Also, some insight into German beer festivals.
(If you’ve never listened to EconTalk before, you might want to check out some of Mike Munger’s previous appearances on EconTalk first. If you’re already listening to the current episode and liking it, you’ll surely want to hear more from him.)
Now, the key ingredient in his analysis here is something called BATNA (best alternative to a negotiated agreement), which is used here as a way of economically quantifying imbalances of power. (Overly simplified and blatant example: If you are lost in a vast desert and I drive up in my desertmobile, offering to sell you water. My best alternative to selling you water is to drive away and sell it somewhere else.

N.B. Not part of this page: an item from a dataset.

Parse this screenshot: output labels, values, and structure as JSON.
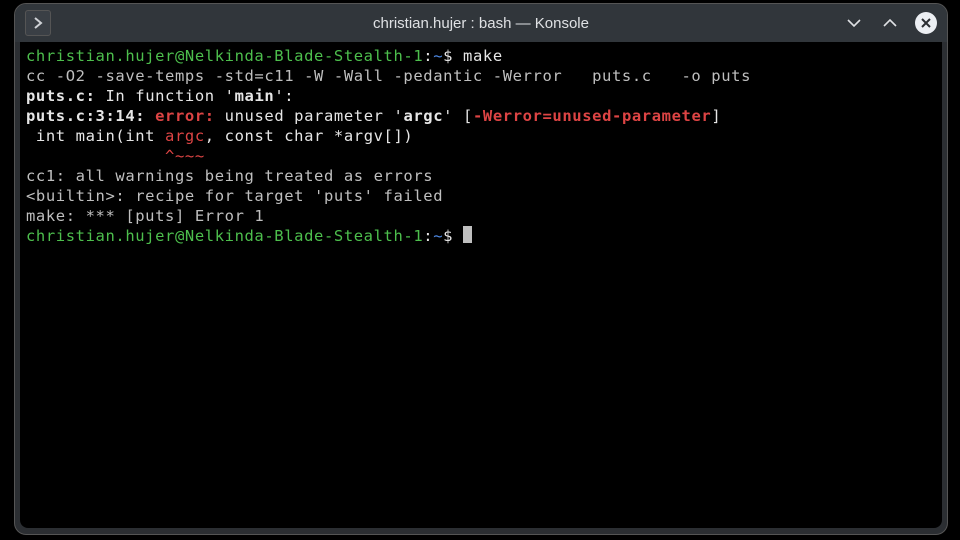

Your best alternative may very well be to drop dead. Consequently I can charge you very high amounts of money, and we’re both better off than if we had made no deal, but there is something repugnant about my behavior.) He’s probably on to something, but the conversation left me thinking about something rather different.
There is a very common fallacy in human thinking about rules and making rules, about how our views of morality and our preferences inform our lawmaking decisions. At least, I think it’s common, if not pervasive. It’s not one that I have seen on the “standard” lists of fallacies (such as this one), so let’s call it “Closer to Perfection” fallacy. (Those of you who like your fallacies and rhetorical terminology in Latin, knock yourselves out.)
Closer to Perfection Fallacy. If a certain phenomenon would not occur in an “ideal” world, making that phenomenon illegal or impossible can only make the world more like the ideal.
Example. In an ideal world, people with water would seek out people lost in the desert to give them water free of charge, out of mercy, and there would be no need for you to buy my water for $1000. Consequently, it should be illegal for me to sell it to you.
I believe that many of us are prone to make this mistake, and that it says a lot about why genuine and well-meaning people can do so much damage when attempting to legislate morality. What do you think? Does this, or something like it, already have a name?